Task requirements
Check each line of the data for "Personalization", and copy the ones that have it.

Stored data
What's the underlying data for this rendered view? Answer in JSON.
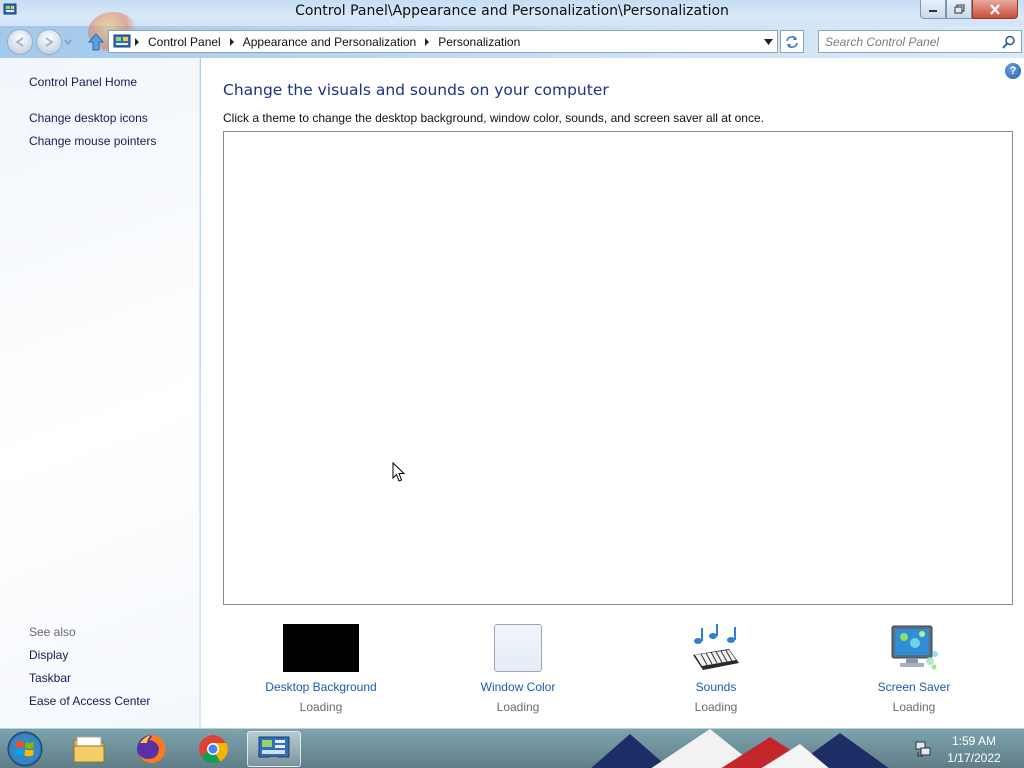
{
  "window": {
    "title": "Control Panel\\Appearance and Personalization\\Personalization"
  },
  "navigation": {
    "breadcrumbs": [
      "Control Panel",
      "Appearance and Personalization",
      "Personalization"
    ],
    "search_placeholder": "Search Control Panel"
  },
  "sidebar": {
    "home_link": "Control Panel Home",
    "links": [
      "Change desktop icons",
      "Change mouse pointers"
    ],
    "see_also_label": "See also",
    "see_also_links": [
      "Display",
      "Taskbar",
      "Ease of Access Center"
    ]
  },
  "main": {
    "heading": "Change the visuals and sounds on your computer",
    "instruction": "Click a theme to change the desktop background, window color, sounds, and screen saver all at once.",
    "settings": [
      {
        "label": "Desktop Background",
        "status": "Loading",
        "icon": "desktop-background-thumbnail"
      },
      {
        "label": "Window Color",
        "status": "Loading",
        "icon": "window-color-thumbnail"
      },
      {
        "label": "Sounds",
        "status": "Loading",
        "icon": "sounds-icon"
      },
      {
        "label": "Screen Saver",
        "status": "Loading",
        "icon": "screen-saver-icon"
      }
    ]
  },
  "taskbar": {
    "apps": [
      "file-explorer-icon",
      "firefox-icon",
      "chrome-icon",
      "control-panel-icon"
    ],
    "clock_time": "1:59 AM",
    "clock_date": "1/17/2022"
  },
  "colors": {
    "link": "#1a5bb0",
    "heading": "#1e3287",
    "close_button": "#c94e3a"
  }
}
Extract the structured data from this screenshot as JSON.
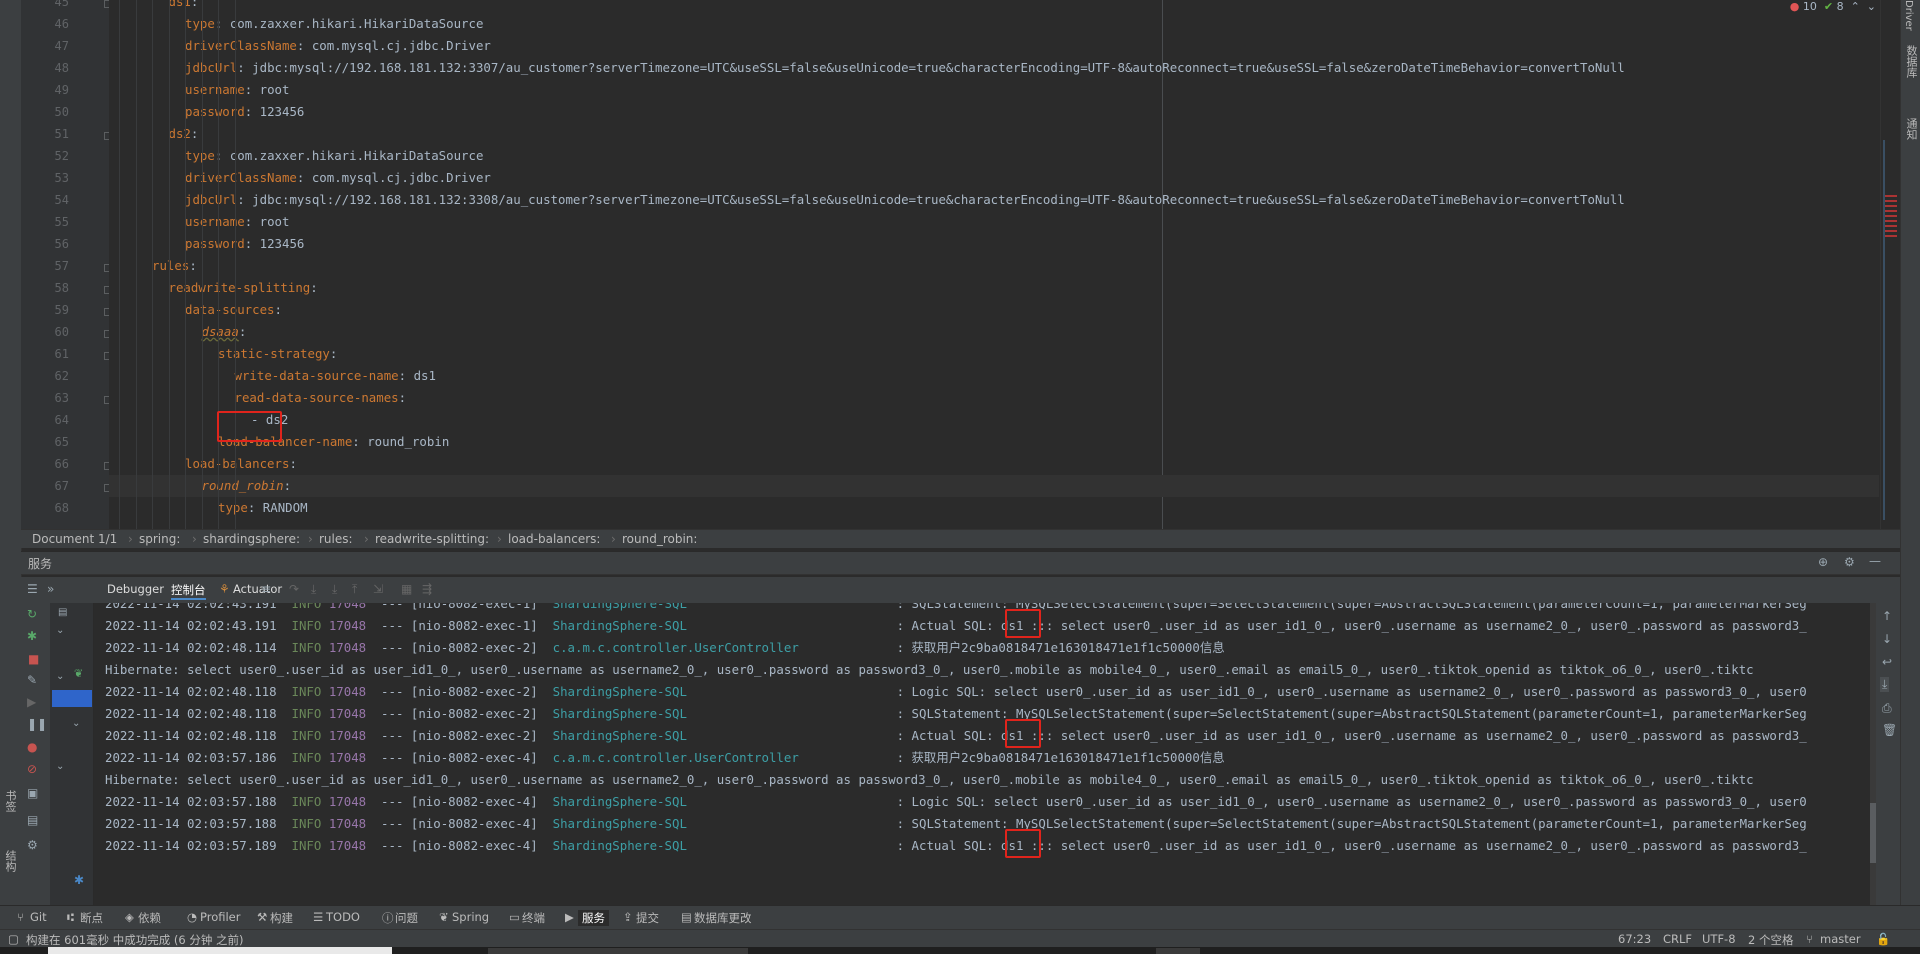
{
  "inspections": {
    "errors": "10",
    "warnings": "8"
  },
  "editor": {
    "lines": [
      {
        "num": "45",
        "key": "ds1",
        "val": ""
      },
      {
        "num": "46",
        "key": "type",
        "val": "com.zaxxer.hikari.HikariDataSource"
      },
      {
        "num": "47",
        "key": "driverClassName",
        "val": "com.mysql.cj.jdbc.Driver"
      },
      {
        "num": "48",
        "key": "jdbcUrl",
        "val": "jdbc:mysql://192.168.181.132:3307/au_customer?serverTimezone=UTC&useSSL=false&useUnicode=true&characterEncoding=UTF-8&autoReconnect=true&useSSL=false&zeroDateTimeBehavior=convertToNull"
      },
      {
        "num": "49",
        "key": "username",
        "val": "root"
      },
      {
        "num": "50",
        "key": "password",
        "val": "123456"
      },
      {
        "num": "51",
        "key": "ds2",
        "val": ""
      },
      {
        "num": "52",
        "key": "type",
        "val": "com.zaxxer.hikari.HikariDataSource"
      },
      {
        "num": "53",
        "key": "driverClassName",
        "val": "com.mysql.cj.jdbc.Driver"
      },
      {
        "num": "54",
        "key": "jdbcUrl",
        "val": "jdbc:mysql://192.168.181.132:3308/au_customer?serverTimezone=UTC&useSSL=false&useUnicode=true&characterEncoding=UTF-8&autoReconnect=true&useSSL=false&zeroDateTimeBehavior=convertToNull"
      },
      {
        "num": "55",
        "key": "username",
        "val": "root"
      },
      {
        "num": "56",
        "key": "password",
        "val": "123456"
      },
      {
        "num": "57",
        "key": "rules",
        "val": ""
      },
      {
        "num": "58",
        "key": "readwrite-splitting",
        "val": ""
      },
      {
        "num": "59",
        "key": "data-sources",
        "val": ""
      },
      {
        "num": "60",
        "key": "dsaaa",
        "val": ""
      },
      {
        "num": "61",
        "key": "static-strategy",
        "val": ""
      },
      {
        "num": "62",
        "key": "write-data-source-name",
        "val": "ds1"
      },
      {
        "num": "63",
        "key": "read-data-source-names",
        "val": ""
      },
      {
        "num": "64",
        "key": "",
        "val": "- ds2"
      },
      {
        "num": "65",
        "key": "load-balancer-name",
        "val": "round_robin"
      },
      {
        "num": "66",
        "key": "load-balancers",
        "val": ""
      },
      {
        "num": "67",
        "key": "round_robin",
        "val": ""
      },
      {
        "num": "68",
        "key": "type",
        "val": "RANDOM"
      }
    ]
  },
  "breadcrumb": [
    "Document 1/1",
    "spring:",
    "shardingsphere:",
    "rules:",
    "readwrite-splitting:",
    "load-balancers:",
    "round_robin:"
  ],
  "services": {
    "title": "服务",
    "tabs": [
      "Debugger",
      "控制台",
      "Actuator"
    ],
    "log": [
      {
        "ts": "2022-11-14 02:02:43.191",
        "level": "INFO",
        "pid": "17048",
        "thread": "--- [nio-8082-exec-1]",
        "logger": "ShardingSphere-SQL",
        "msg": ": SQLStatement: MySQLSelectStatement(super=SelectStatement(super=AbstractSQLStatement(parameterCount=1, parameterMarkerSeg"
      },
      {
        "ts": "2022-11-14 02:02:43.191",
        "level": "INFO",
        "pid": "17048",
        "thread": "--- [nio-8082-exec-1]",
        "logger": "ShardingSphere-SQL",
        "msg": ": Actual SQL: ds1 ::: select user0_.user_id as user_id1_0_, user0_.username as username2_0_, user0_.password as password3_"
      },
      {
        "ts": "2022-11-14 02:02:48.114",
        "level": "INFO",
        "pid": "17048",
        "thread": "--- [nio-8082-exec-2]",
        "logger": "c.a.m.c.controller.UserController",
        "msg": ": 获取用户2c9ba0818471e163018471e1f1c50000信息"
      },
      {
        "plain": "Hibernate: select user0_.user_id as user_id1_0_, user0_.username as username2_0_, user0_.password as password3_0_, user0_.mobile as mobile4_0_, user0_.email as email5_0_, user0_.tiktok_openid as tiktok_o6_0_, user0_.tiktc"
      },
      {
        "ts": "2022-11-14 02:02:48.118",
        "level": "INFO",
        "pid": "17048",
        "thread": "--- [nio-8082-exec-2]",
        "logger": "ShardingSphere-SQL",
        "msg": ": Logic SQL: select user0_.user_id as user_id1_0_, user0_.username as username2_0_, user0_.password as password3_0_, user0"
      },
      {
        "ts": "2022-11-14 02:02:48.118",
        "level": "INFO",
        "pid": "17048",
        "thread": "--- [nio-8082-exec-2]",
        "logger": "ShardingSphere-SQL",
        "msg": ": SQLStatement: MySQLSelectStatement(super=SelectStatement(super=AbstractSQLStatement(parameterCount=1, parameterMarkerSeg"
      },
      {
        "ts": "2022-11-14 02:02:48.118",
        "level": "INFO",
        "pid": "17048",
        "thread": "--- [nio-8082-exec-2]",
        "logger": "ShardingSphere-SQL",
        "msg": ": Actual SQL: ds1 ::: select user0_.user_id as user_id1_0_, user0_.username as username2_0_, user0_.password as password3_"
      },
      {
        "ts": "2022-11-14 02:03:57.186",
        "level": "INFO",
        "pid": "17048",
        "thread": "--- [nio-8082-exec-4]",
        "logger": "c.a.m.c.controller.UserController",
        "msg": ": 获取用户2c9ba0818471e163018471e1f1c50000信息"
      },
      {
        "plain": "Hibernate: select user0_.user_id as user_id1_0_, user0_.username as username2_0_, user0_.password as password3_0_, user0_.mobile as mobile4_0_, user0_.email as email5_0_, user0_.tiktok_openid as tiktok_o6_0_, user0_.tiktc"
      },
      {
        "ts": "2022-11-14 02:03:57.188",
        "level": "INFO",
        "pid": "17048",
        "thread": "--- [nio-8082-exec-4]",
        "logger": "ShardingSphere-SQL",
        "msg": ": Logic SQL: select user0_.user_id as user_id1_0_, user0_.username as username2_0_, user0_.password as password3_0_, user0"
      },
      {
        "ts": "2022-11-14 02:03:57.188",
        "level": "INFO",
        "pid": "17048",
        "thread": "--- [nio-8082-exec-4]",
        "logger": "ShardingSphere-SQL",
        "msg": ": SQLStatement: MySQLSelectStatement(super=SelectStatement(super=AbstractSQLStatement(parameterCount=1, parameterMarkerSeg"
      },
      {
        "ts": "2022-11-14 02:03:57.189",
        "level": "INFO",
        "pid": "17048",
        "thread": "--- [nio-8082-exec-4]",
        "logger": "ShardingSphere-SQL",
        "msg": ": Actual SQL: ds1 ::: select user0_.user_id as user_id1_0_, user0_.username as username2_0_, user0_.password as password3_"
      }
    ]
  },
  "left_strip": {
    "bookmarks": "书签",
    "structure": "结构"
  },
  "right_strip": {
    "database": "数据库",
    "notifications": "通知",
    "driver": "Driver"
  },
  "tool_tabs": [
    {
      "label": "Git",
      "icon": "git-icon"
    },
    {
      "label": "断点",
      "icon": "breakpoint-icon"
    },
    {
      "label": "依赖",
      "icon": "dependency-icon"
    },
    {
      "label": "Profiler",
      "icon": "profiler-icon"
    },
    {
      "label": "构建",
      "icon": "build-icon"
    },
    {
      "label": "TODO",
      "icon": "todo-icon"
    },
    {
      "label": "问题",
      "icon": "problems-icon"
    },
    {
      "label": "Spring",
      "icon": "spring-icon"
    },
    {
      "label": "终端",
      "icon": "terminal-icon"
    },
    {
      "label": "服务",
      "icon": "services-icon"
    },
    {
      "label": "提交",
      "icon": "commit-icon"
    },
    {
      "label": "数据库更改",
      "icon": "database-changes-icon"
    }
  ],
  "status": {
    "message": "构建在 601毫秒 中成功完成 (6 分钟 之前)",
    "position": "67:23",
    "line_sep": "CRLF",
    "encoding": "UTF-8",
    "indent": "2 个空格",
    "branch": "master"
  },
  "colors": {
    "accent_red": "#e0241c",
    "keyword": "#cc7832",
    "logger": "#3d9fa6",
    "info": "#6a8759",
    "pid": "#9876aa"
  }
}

Solved problem
    "title": "Control Panel\\Appearance and Personalization\\Personalization"
      "Appearance and Personalization",
      "Personalization"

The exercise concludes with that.